The biggest mistake anyone can make is not creating a last will and testament. This fairly inexpensive estate planning vehicle can save your family a substantial amount of issues if it isn’t drafted. For starters, suppose you have a minor you take care of or a special needs dependent. If no will is filed, the state will decide who would be best suited to take care of the dependent. With a will, you have the option to designate a guardian. Suppose now you have property you own and you have no immediate family. Perhaps you want all of your wealth to go to a charity or a distant nephew. With no will in place, the court system may decide to donate all of your assets to the State of New York. Some people may be perfectly fine with this but if you want a measure of control as to what happens with your belongings, you should consider creating a will.
Assuming you may be interested in having a will in place, you will be handed control over the following matters if the will is accepted by Surrogate’s Court:
- Choosing the executor. An executor is an appointed individual who oversees the management of your estate, the distribution of your assets to your heirs, the payment of all liabilities and taxes due using the estate funds, and contacting a New York Probate Lawyer in the event an attorney is needed.

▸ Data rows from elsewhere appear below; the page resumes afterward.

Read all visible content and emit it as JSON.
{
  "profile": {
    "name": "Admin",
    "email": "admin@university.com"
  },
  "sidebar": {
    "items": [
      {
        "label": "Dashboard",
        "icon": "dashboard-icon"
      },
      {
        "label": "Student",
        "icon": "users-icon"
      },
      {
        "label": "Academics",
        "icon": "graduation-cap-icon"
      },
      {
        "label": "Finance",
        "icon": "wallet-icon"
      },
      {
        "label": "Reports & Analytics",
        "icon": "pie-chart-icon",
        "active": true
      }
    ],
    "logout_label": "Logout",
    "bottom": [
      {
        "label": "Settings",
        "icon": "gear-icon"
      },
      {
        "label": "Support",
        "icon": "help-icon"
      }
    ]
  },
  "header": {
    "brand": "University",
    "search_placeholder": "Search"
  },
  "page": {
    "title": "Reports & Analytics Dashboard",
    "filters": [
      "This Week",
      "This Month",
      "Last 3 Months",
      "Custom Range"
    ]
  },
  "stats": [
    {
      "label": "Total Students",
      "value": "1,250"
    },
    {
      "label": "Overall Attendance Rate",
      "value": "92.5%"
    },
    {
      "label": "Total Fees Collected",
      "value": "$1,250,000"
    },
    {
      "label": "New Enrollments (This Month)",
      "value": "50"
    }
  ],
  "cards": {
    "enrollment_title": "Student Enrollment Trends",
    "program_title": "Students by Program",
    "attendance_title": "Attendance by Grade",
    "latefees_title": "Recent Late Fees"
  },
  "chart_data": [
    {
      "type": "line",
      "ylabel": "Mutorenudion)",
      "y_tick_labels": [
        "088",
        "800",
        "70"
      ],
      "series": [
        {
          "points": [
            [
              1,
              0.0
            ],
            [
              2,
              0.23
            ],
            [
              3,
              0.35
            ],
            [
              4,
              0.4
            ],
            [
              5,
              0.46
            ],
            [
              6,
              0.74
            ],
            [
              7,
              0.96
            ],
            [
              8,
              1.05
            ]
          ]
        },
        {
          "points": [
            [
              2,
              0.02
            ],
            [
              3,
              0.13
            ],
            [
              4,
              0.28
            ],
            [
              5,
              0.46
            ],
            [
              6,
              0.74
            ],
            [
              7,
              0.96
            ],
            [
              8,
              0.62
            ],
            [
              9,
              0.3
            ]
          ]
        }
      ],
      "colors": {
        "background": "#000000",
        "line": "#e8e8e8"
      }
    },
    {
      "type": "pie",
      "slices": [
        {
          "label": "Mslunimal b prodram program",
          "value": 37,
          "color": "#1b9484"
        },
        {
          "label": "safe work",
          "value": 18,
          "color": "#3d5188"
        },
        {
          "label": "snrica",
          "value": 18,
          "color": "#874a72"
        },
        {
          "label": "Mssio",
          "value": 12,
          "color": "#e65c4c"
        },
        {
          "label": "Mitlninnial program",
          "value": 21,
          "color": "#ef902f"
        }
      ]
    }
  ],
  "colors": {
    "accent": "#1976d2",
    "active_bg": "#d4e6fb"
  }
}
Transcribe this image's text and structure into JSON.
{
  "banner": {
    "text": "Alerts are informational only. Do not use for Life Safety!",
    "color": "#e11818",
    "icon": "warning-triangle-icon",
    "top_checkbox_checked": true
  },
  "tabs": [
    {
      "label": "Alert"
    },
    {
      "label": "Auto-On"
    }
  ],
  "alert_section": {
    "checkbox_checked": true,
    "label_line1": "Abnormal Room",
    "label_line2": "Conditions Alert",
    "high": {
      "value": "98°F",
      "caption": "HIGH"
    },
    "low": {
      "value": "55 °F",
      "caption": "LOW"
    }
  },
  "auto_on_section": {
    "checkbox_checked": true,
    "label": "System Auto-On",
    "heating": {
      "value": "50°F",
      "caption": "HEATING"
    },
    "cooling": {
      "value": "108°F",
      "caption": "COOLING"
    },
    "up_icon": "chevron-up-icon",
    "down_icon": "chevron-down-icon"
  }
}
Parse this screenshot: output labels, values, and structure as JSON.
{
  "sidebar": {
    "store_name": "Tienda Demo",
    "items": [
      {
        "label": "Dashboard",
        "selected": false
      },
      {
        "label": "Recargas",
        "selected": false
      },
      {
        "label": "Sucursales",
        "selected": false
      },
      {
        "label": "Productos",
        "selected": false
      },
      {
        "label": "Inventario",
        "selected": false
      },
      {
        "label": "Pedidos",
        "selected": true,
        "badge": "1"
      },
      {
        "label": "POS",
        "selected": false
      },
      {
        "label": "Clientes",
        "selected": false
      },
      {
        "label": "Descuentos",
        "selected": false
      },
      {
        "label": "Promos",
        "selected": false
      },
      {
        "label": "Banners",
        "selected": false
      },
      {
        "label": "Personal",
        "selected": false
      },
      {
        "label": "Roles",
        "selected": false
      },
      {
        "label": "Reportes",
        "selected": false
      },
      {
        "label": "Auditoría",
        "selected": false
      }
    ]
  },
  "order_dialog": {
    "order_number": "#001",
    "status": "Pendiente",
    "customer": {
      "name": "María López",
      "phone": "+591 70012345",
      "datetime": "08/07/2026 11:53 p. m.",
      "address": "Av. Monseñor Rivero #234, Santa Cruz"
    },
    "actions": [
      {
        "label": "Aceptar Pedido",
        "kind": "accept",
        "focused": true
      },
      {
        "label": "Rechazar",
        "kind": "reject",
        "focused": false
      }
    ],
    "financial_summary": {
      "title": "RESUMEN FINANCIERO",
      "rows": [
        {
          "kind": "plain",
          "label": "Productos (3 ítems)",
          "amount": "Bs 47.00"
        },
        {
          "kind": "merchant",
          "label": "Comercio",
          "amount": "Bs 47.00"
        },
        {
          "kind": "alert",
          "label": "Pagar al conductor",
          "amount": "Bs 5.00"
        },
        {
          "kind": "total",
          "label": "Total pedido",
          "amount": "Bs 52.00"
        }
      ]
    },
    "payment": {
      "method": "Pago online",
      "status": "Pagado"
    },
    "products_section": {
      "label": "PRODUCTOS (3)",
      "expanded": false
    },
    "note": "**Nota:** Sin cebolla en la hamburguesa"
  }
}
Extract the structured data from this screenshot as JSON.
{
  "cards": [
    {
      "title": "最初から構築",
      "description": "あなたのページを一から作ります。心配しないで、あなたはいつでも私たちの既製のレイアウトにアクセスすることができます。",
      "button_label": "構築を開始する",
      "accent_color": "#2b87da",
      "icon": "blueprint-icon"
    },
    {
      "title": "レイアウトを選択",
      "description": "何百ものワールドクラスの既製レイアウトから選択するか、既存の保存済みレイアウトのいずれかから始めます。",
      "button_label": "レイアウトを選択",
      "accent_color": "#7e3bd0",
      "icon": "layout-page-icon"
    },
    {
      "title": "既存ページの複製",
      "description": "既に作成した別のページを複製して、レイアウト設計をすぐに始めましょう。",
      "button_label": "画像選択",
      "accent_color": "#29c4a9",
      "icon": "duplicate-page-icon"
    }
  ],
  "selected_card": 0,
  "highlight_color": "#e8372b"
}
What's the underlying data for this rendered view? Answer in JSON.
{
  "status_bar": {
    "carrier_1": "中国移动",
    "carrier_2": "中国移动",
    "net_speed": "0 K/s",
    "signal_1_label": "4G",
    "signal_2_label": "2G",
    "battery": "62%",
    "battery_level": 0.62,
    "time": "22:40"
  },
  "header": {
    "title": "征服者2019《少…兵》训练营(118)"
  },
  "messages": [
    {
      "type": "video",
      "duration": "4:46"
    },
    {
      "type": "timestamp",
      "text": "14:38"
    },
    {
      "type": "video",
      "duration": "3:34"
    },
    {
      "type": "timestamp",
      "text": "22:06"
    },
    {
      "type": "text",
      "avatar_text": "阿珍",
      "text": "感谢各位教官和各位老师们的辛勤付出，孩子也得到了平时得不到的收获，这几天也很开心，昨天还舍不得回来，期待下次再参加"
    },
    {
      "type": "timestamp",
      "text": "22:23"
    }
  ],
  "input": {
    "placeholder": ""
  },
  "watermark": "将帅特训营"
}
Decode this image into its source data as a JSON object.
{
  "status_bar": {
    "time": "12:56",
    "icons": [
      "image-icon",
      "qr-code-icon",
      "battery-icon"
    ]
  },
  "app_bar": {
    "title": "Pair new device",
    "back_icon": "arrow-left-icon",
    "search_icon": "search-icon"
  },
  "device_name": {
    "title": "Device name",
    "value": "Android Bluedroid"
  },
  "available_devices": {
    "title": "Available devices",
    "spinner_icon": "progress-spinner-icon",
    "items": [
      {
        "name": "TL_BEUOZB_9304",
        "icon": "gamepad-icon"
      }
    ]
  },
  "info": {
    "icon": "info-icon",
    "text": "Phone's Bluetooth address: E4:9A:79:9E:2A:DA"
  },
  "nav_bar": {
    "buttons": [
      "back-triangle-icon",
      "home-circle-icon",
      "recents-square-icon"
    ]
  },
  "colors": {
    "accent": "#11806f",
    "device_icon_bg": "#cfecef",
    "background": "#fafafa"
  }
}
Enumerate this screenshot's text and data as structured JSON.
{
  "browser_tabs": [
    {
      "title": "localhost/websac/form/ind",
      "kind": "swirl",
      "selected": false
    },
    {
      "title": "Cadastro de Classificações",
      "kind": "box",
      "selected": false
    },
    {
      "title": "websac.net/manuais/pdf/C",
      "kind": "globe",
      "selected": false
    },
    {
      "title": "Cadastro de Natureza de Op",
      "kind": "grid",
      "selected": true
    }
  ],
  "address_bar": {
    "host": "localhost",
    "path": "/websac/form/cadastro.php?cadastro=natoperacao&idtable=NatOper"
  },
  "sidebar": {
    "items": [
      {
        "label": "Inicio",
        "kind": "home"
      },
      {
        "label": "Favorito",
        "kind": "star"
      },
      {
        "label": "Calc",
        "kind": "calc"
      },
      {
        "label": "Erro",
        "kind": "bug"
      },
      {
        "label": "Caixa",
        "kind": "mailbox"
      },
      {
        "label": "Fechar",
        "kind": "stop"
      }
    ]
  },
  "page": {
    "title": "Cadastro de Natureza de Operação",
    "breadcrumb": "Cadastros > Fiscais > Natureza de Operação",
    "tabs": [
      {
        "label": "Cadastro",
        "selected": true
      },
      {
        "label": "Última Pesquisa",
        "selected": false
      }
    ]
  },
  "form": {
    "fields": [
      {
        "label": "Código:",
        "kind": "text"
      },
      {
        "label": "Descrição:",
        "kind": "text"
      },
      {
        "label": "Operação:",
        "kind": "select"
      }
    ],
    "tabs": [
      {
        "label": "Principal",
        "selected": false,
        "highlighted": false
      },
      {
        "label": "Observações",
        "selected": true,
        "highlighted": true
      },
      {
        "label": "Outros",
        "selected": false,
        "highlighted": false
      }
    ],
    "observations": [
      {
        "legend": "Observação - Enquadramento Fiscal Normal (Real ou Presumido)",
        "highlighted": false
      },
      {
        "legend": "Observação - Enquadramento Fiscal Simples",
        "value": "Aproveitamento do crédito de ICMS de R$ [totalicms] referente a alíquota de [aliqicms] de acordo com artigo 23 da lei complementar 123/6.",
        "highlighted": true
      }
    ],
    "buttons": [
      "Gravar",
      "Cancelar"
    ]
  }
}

- Choosing a guardian. As mentioned earlier, if you have a minor or a dependent with special needs, without a will, the state will choose their guardian. With a last will and testament, you have the control of choosing who will take care of them. It could be a friend or relative. We advise you speak to this friend or relative first before giving them the responsibility of a guardianship.
- Choosing where your assets go. I think it is obvious that people like to spend and use their money however they choose to. Even in your passing, an individual would typically want to decide where their money goes. Would you prefer it be spent on a local municipality per the states orders or your long time neighbor’s daughter who is struggling to pay for college. With a will, you decide, not the state or a public administrator.
- Specify funeral wishes. Perhaps there is a specific burial ground you want to settle in or maybe you have a set of instructions that should be followed during your funeral ceremony. A will is an ideal place to record these directives.
If you are a resident of Lincoln Square and live in the 10023 area, contact our firm today. Our firm concentrates on estate and probate matters. We represent executors, administrators, grantors, heirs, beneficiaries, and creditors. Call us today at (646) 233-0826.